Within those elements are four which I think can be useful in helping investors in Singapore narrow down the universe of stocks into a more manageable number for further research. They are:
1. A low price-to-earnings ratio
Neff was a bargain-hunter at heart and he specifically sought after stocks that were cheaper than the market. In Singapore’s context, the market could be represented by the SPDR STI ETF (SGX: ES3), an exchange-traded fund that tracks the fundamentals of the Straits Times Index.
At the moment, the SPDR STI ETF has a price-to-earnings (PE) ratio of 11.1 and that could be the benchmark for stocks to be compared against.
2. Strong fundamental growth in excess of 7%
Stocks with growing businesses can help build value for shareholders. That’s why Neff liked to invest in stocks that were not only cheap, but also had an expanding business. In Neff’s case, he often looked for growth of between 7% and 20% – a growth rate that’s too low would mean that the business can’t compound value quickly enough while a growth rate that’s too high may be unsustainable.
3. Having yield protection
Neff described it well in his book by writing that a stock with a high dividend yield “lets you snack on the hors d’oeuvres while waiting for the main meal.” The SPDR STI ETF can again provide a good basis for comparison; the ETF has a yield of 3.7% currently.
4. A business with strong fundamental support
Over the long-term, the price of a stock is governed by how well its business performs. That’s why it’s important to observe the strength of a stock’s business fundamentals. To Neff, a good gauge of a business’s quality is the return on equity.
The return on equity measures the return that a business can generate with the capital from shareholders that’s invested in the business. In general, a return on equity of 12% or more is a healthy figure. But, it’s worth noting that a company can employ high debt to juice its return on equity.
Since excessive borrowings may increase the financial risks that a company faces, it may make sense for investors to watch the balance sheet as well when looking at a company’s returns on equity.
Putting it all together
Keeping Neff’s investing criteria in mind, here’s how 800 Super’s business looks like, according to data from S&P Global Market Intelligence:
- The waste management outfit has a trailing earnings per share of S$0.10. With its current share price of S$0.44, it has a PE ratio of just 4.4.
- Over the past five years, its net income has grown at a compound annual rate of 31%. That’s higher than Neff’s preferred range, but those are attractive growth rates.
- In its latest fiscal year (the 12 months ended 30 June 2015), the company had a dividend of S$0.02 per share, thus giving it a historical yield of 4.5%.

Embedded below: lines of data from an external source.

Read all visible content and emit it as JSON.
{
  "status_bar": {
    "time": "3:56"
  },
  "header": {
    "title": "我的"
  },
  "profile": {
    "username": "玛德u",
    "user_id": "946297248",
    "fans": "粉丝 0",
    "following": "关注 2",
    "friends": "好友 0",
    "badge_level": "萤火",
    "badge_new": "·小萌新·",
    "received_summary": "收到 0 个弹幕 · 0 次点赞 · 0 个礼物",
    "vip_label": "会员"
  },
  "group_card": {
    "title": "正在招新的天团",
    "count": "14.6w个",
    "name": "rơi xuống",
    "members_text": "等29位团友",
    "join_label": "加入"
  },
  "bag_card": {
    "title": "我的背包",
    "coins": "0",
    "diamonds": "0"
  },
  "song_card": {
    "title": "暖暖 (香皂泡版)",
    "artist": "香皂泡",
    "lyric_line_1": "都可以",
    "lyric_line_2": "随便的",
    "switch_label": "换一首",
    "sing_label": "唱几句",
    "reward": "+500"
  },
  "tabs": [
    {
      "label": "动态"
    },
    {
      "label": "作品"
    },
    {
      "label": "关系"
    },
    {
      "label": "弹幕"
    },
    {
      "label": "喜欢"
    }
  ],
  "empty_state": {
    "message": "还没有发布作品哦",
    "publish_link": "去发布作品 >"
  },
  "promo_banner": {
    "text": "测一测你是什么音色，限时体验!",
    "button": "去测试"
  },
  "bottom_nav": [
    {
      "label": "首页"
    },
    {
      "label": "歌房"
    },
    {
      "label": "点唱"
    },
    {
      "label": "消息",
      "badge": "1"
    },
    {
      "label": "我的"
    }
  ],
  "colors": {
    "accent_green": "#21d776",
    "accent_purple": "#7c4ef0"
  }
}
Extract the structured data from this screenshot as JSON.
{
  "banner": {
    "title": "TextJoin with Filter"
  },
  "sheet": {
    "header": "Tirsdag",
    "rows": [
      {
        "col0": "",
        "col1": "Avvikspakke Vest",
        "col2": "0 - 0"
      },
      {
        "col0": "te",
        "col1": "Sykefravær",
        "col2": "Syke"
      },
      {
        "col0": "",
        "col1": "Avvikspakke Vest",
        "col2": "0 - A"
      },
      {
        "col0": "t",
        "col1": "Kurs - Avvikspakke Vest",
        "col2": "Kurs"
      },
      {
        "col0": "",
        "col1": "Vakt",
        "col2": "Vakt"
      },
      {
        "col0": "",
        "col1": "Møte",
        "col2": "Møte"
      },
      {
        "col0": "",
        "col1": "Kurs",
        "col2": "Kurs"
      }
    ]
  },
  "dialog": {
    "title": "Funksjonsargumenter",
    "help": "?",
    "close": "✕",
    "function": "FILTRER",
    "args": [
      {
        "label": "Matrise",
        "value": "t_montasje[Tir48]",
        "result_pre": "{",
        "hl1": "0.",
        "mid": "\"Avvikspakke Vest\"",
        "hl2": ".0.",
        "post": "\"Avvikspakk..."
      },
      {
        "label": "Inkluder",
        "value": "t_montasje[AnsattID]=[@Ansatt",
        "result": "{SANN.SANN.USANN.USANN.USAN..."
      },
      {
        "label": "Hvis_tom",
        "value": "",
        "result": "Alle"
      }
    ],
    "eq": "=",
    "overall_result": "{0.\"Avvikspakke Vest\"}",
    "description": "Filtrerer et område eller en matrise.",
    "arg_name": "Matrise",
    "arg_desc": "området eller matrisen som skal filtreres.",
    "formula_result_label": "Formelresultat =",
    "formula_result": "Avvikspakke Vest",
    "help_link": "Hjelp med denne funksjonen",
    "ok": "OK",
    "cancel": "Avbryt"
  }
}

- Its trailing return on equity is an impressive 34.8%. But, it’s worth pointing out that 800 Super’s balance sheet currently has S$46 million in total debt but just S$12 million in cash; that’s not exactly a strong balance sheet

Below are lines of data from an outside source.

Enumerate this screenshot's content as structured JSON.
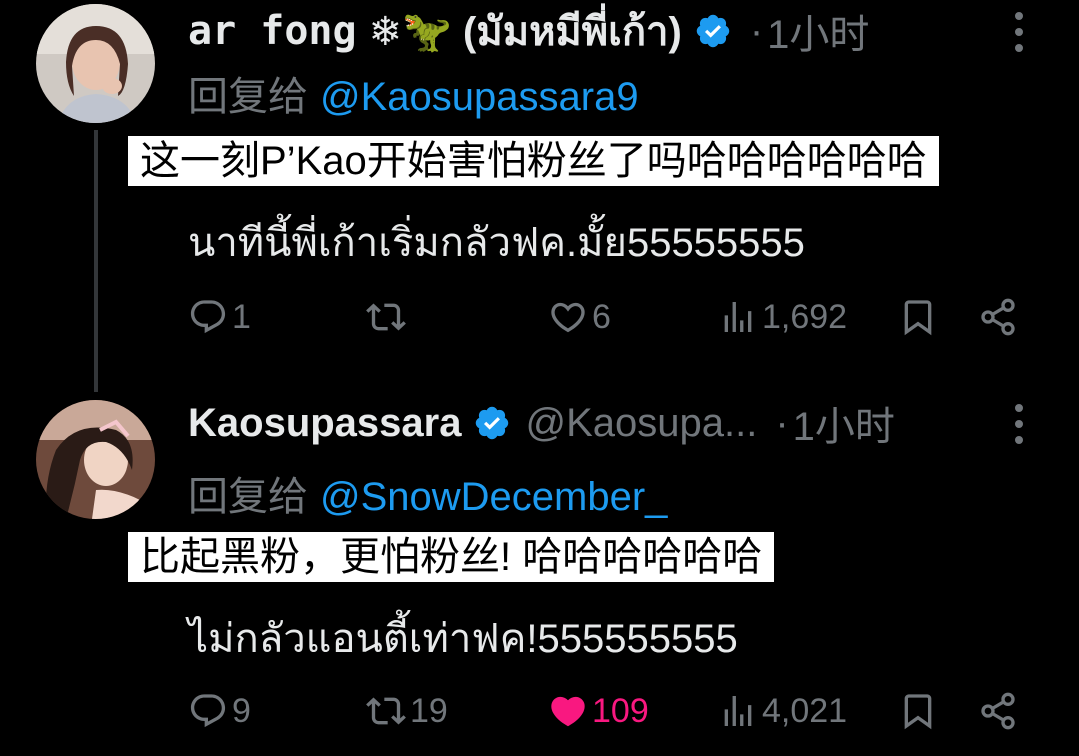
{
  "tweets": [
    {
      "display_name": "ar fong",
      "name_suffix": "❄🦖 (มัมหมีพี่เก้า)",
      "handle": "",
      "dot": "·",
      "time": "1小时",
      "reply_prefix": "回复给",
      "reply_to": "@Kaosupassara9",
      "translation": "这一刻P’Kao开始害怕粉丝了吗哈哈哈哈哈哈",
      "text": "นาทีนี้พี่เก้าเริ่มกลัวฟค.มั้ย55555555",
      "replies": "1",
      "retweets": "",
      "likes": "6",
      "views": "1,692",
      "liked": false
    },
    {
      "display_name": "Kaosupassara",
      "name_suffix": "",
      "handle": "@Kaosupa...",
      "dot": "·",
      "time": "1小时",
      "reply_prefix": "回复给",
      "reply_to": "@SnowDecember_",
      "translation": "比起黑粉，更怕粉丝! 哈哈哈哈哈哈",
      "text": "ไม่กลัวแอนตี้เท่าฟค!555555555",
      "replies": "9",
      "retweets": "19",
      "likes": "109",
      "views": "4,021",
      "liked": true
    }
  ],
  "colors": {
    "background": "#000000",
    "text": "#e7e9ea",
    "muted": "#71767b",
    "accent": "#1d9bf0",
    "like_active": "#f91880"
  },
  "icons": [
    "verified-badge-icon",
    "more-icon",
    "reply-icon",
    "retweet-icon",
    "like-icon",
    "views-icon",
    "bookmark-icon",
    "share-icon"
  ]
}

If I pull it all together, 800 Super has ticked a number of the right boxes with its low valuation, high dividend yield, and commendable growth rate. The snag here is that the firm had delivered its strong return on equity figure largely via the use of heavy borrowings.
But while there are things to like about 800 Super as an investment based on all the above, do note that Neff’s criteria is meant to narrow the field – it should not be the final investing word on 800 Super. Further research needs to be done before any investing decision can be reached on the company.
To learn more about investing and to keep up to date with the stock market, click here now for your FREE subscription to Take Stock Singapore, The Motley Fool's free weekly investing newsletter. Written by David Kuo, Take Stock Singapore can also show how you can grow your wealth in the years ahead.
The Motley Fool's purpose is to help the world invest, better. Like us on Facebook to keep up-to-date with our latest news and articles.
The information provided is for general information purposes only and is not intended to be personalised investment or financial advice. Motley Fool Singapore writer Chong Ser Jing doesn't own shares in any company mentioned.